■ **YOUR ASSIGNMENT**:
Each entry has to be set down again with no alteration.

■ **INFORMATION SHOWN**:

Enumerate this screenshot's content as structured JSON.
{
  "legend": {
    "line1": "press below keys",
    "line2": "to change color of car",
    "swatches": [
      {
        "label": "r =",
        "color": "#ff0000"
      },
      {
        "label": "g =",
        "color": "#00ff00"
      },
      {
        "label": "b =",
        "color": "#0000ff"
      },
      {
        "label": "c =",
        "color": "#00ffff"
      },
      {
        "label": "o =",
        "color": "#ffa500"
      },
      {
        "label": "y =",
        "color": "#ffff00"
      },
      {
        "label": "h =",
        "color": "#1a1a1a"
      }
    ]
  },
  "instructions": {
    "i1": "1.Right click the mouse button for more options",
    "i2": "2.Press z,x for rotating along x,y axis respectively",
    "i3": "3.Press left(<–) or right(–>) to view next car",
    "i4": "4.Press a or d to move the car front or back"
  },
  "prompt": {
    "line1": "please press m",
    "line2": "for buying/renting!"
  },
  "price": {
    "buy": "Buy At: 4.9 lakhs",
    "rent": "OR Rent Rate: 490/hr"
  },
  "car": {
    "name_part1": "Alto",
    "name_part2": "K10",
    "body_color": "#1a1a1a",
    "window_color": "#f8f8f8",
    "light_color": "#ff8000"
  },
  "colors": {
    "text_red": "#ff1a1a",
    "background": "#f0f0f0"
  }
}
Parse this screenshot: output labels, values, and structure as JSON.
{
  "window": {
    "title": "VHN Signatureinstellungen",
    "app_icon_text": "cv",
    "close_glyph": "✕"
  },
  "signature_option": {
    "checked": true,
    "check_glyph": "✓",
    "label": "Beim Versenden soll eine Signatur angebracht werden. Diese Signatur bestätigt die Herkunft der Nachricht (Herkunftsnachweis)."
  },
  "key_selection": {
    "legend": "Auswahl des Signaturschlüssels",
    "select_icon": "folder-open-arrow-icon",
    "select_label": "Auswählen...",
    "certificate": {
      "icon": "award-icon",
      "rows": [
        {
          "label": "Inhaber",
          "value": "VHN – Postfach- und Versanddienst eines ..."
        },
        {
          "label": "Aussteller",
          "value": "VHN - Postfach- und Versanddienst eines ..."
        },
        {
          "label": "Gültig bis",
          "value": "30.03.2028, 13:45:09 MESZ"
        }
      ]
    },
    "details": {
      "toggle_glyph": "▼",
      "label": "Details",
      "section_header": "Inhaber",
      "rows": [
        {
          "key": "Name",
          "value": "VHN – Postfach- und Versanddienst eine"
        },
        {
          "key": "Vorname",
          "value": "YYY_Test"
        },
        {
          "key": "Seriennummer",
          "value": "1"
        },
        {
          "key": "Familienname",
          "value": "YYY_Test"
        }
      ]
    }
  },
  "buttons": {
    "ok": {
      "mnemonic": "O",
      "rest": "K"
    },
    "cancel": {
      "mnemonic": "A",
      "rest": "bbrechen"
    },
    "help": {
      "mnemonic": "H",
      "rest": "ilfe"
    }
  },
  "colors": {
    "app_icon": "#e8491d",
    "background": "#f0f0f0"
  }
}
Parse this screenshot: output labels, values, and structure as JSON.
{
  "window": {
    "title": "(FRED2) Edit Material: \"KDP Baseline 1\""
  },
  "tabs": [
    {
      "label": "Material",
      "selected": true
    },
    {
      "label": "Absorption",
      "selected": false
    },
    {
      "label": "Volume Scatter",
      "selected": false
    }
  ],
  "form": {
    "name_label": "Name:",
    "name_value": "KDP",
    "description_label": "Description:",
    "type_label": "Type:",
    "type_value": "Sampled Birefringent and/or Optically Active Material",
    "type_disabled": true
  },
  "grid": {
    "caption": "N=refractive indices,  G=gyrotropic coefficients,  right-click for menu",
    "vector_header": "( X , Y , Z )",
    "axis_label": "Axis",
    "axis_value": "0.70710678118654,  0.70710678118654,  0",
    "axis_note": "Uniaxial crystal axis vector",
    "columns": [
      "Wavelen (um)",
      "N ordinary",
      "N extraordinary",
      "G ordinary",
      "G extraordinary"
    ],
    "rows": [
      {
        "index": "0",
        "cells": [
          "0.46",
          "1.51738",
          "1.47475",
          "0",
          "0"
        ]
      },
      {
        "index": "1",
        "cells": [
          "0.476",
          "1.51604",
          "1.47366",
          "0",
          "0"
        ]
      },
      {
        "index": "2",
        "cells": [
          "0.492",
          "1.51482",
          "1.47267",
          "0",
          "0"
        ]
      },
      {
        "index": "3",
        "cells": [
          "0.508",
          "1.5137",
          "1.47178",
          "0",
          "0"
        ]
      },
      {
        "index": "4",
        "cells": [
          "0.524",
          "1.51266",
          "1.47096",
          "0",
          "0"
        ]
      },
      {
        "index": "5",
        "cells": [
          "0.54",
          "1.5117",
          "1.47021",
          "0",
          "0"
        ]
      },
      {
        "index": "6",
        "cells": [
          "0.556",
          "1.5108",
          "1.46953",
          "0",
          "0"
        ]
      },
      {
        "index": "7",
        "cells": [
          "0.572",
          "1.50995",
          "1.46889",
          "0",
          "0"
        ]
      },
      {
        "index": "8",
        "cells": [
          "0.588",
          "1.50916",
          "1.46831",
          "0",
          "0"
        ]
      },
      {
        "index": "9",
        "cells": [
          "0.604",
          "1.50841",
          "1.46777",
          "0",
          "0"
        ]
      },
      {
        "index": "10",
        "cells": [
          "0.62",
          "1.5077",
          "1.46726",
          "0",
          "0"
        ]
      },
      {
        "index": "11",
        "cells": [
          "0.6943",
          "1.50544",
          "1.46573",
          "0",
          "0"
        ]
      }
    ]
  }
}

■ **SOLVED EXERCISE**:
Enumerate this screenshot's content as structured JSON.
{
  "legend": {
    "line1": "press below keys",
    "line2": "to change color of car",
    "swatches": [
      {
        "label": "r =",
        "color": "#ff0000"
      },
      {
        "label": "g =",
        "color": "#00ff00"
      },
      {
        "label": "b =",
        "color": "#0000ff"
      },
      {
        "label": "c =",
        "color": "#00ffff"
      },
      {
        "label": "o =",
        "color": "#ffa500"
      },
      {
        "label": "y =",
        "color": "#ffff00"
      },
      {
        "label": "h =",
        "color": "#1a1a1a"
      }
    ]
  },
  "instructions": {
    "i1": "1.Right click the mouse button for more options",
    "i2": "2.Press z,x for rotating along x,y axis respectively",
    "i3": "3.Press left(<–) or right(–>) to view next car",
    "i4": "4.Press a or d to move the car front or back"
  },
  "prompt": {
    "line1": "please press m",
    "line2": "for buying/renting!"
  },
  "price": {
    "buy": "Buy At: 4.9 lakhs",
    "rent": "OR Rent Rate: 490/hr"
  },
  "car": {
    "name_part1": "Alto",
    "name_part2": "K10",
    "body_color": "#1a1a1a",
    "window_color": "#f8f8f8",
    "light_color": "#ff8000"
  },
  "colors": {
    "text_red": "#ff1a1a",
    "background": "#f0f0f0"
  }
}
Parse this screenshot: output labels, values, and structure as JSON.
{
  "window": {
    "title": "VHN Signatureinstellungen",
    "app_icon_text": "cv",
    "close_glyph": "✕"
  },
  "signature_option": {
    "checked": true,
    "check_glyph": "✓",
    "label": "Beim Versenden soll eine Signatur angebracht werden. Diese Signatur bestätigt die Herkunft der Nachricht (Herkunftsnachweis)."
  },
  "key_selection": {
    "legend": "Auswahl des Signaturschlüssels",
    "select_icon": "folder-open-arrow-icon",
    "select_label": "Auswählen...",
    "certificate": {
      "icon": "award-icon",
      "rows": [
        {
          "label": "Inhaber",
          "value": "VHN – Postfach- und Versanddienst eines ..."
        },
        {
          "label": "Aussteller",
          "value": "VHN - Postfach- und Versanddienst eines ..."
        },
        {
          "label": "Gültig bis",
          "value": "30.03.2028, 13:45:09 MESZ"
        }
      ]
    },
    "details": {
      "toggle_glyph": "▼",
      "label": "Details",
      "section_header": "Inhaber",
      "rows": [
        {
          "key": "Name",
          "value": "VHN – Postfach- und Versanddienst eine"
        },
        {
          "key": "Vorname",
          "value": "YYY_Test"
        },
        {
          "key": "Seriennummer",
          "value": "1"
        },
        {
          "key": "Familienname",
          "value": "YYY_Test"
        }
      ]
    }
  },
  "buttons": {
    "ok": {
      "mnemonic": "O",
      "rest": "K"
    },
    "cancel": {
      "mnemonic": "A",
      "rest": "bbrechen"
    },
    "help": {
      "mnemonic": "H",
      "rest": "ilfe"
    }
  },
  "colors": {
    "app_icon": "#e8491d",
    "background": "#f0f0f0"
  }
}
Parse this screenshot: output labels, values, and structure as JSON.
{
  "window": {
    "title": "(FRED2) Edit Material: \"KDP Baseline 1\""
  },
  "tabs": [
    {
      "label": "Material",
      "selected": true
    },
    {
      "label": "Absorption",
      "selected": false
    },
    {
      "label": "Volume Scatter",
      "selected": false
    }
  ],
  "form": {
    "name_label": "Name:",
    "name_value": "KDP",
    "description_label": "Description:",
    "type_label": "Type:",
    "type_value": "Sampled Birefringent and/or Optically Active Material",
    "type_disabled": true
  },
  "grid": {
    "caption": "N=refractive indices,  G=gyrotropic coefficients,  right-click for menu",
    "vector_header": "( X , Y , Z )",
    "axis_label": "Axis",
    "axis_value": "0.70710678118654,  0.70710678118654,  0",
    "axis_note": "Uniaxial crystal axis vector",
    "columns": [
      "Wavelen (um)",
      "N ordinary",
      "N extraordinary",
      "G ordinary",
      "G extraordinary"
    ],
    "rows": [
      {
        "index": "0",
        "cells": [
          "0.46",
          "1.51738",
          "1.47475",
          "0",
          "0"
        ]
      },
      {
        "index": "1",
        "cells": [
          "0.476",
          "1.51604",
          "1.47366",
          "0",
          "0"
        ]
      },
      {
        "index": "2",
        "cells": [
          "0.492",
          "1.51482",
          "1.47267",
          "0",
          "0"
        ]
      },
      {
        "index": "3",
        "cells": [
          "0.508",
          "1.5137",
          "1.47178",
          "0",
          "0"
        ]
      },
      {
        "index": "4",
        "cells": [
          "0.524",
          "1.51266",
          "1.47096",
          "0",
          "0"
        ]
      },
      {
        "index": "5",
        "cells": [
          "0.54",
          "1.5117",
          "1.47021",
          "0",
          "0"
        ]
      },
      {
        "index": "6",
        "cells": [
          "0.556",
          "1.5108",
          "1.46953",
          "0",
          "0"
        ]
      },
      {
        "index": "7",
        "cells": [
          "0.572",
          "1.50995",
          "1.46889",
          "0",
          "0"
        ]
      },
      {
        "index": "8",
        "cells": [
          "0.588",
          "1.50916",
          "1.46831",
          "0",
          "0"
        ]
      },
      {
        "index": "9",
        "cells": [
          "0.604",
          "1.50841",
          "1.46777",
          "0",
          "0"
        ]
      },
      {
        "index": "10",
        "cells": [
          "0.62",
          "1.5077",
          "1.46726",
          "0",
          "0"
        ]
      },
      {
        "index": "11",
        "cells": [
          "0.6943",
          "1.50544",
          "1.46573",
          "0",
          "0"
        ]
      }
    ]
  }
}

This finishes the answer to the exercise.